- [Work instructions] Each entry is to be reproduced verbatim, and images are to be omitted.

- [Dataset records]
* * *
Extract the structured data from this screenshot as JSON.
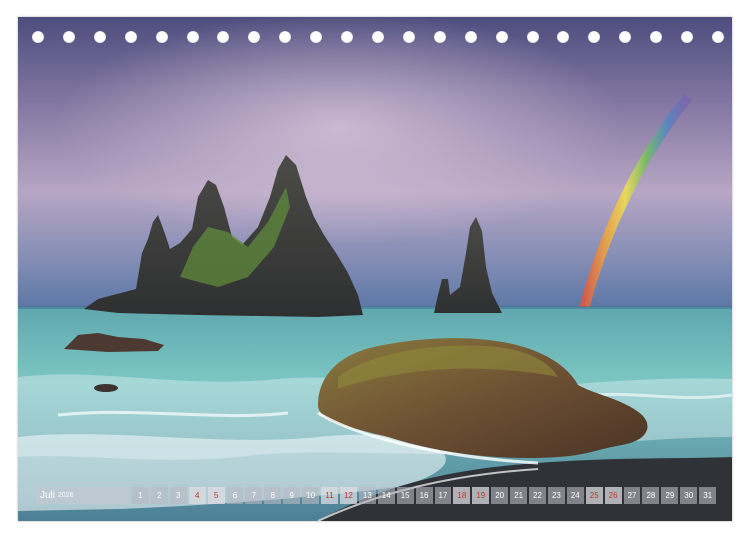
{
  "calendar": {
    "month": "Juli",
    "year": "2026",
    "days": [
      {
        "num": "1",
        "sunday": false,
        "mark": ""
      },
      {
        "num": "2",
        "sunday": false,
        "mark": ""
      },
      {
        "num": "3",
        "sunday": false,
        "mark": ""
      },
      {
        "num": "4",
        "sunday": true,
        "mark": ""
      },
      {
        "num": "5",
        "sunday": true,
        "mark": ""
      },
      {
        "num": "6",
        "sunday": false,
        "mark": ""
      },
      {
        "num": "7",
        "sunday": false,
        "mark": ""
      },
      {
        "num": "8",
        "sunday": false,
        "mark": ""
      },
      {
        "num": "9",
        "sunday": false,
        "mark": ""
      },
      {
        "num": "10",
        "sunday": false,
        "mark": ""
      },
      {
        "num": "11",
        "sunday": true,
        "mark": ""
      },
      {
        "num": "12",
        "sunday": true,
        "mark": ""
      },
      {
        "num": "13",
        "sunday": false,
        "mark": ""
      },
      {
        "num": "14",
        "sunday": false,
        "mark": ""
      },
      {
        "num": "15",
        "sunday": false,
        "mark": ""
      },
      {
        "num": "16",
        "sunday": false,
        "mark": ""
      },
      {
        "num": "17",
        "sunday": false,
        "mark": ""
      },
      {
        "num": "18",
        "sunday": true,
        "mark": ""
      },
      {
        "num": "19",
        "sunday": true,
        "mark": ""
      },
      {
        "num": "20",
        "sunday": false,
        "mark": ""
      },
      {
        "num": "21",
        "sunday": false,
        "mark": ""
      },
      {
        "num": "22",
        "sunday": false,
        "mark": ""
      },
      {
        "num": "23",
        "sunday": false,
        "mark": ""
      },
      {
        "num": "24",
        "sunday": false,
        "mark": ""
      },
      {
        "num": "25",
        "sunday": true,
        "mark": ""
      },
      {
        "num": "26",
        "sunday": true,
        "mark": ""
      },
      {
        "num": "27",
        "sunday": false,
        "mark": ""
      },
      {
        "num": "28",
        "sunday": false,
        "mark": ""
      },
      {
        "num": "29",
        "sunday": false,
        "mark": ""
      },
      {
        "num": "30",
        "sunday": false,
        "mark": ""
      },
      {
        "num": "31",
        "sunday": false,
        "mark": ""
      }
    ]
  },
  "binding_holes": 23,
  "colors": {
    "sky_top": "#4a4a78",
    "sky_mid": "#b9a7c6",
    "sea": "#6fb9b4",
    "sunday_text": "#c0392b"
  }
}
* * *
- [Reply]
Extract the structured data from this screenshot as JSON.
{
  "calendar": {
    "month": "Juli",
    "year": "2026",
    "days": [
      {
        "num": "1",
        "sunday": false,
        "mark": ""
      },
      {
        "num": "2",
        "sunday": false,
        "mark": ""
      },
      {
        "num": "3",
        "sunday": false,
        "mark": ""
      },
      {
        "num": "4",
        "sunday": true,
        "mark": ""
      },
      {
        "num": "5",
        "sunday": true,
        "mark": ""
      },
      {
        "num": "6",
        "sunday": false,
        "mark": ""
      },
      {
        "num": "7",
        "sunday": false,
        "mark": ""
      },
      {
        "num": "8",
        "sunday": false,
        "mark": ""
      },
      {
        "num": "9",
        "sunday": false,
        "mark": ""
      },
      {
        "num": "10",
        "sunday": false,
        "mark": ""
      },
      {
        "num": "11",
        "sunday": true,
        "mark": ""
      },
      {
        "num": "12",
        "sunday": true,
        "mark": ""
      },
      {
        "num": "13",
        "sunday": false,
        "mark": ""
      },
      {
        "num": "14",
        "sunday": false,
        "mark": ""
      },
      {
        "num": "15",
        "sunday": false,
        "mark": ""
      },
      {
        "num": "16",
        "sunday": false,
        "mark": ""
      },
      {
        "num": "17",
        "sunday": false,
        "mark": ""
      },
      {
        "num": "18",
        "sunday": true,
        "mark": ""
      },
      {
        "num": "19",
        "sunday": true,
        "mark": ""
      },
      {
        "num": "20",
        "sunday": false,
        "mark": ""
      },
      {
        "num": "21",
        "sunday": false,
        "mark": ""
      },
      {
        "num": "22",
        "sunday": false,
        "mark": ""
      },
      {
        "num": "23",
        "sunday": false,
        "mark": ""
      },
      {
        "num": "24",
        "sunday": false,
        "mark": ""
      },
      {
        "num": "25",
        "sunday": true,
        "mark": ""
      },
      {
        "num": "26",
        "sunday": true,
        "mark": ""
      },
      {
        "num": "27",
        "sunday": false,
        "mark": ""
      },
      {
        "num": "28",
        "sunday": false,
        "mark": ""
      },
      {
        "num": "29",
        "sunday": false,
        "mark": ""
      },
      {
        "num": "30",
        "sunday": false,
        "mark": ""
      },
      {
        "num": "31",
        "sunday": false,
        "mark": ""
      }
    ]
  },
  "binding_holes": 23,
  "colors": {
    "sky_top": "#4a4a78",
    "sky_mid": "#b9a7c6",
    "sea": "#6fb9b4",
    "sunday_text": "#c0392b"
  }
}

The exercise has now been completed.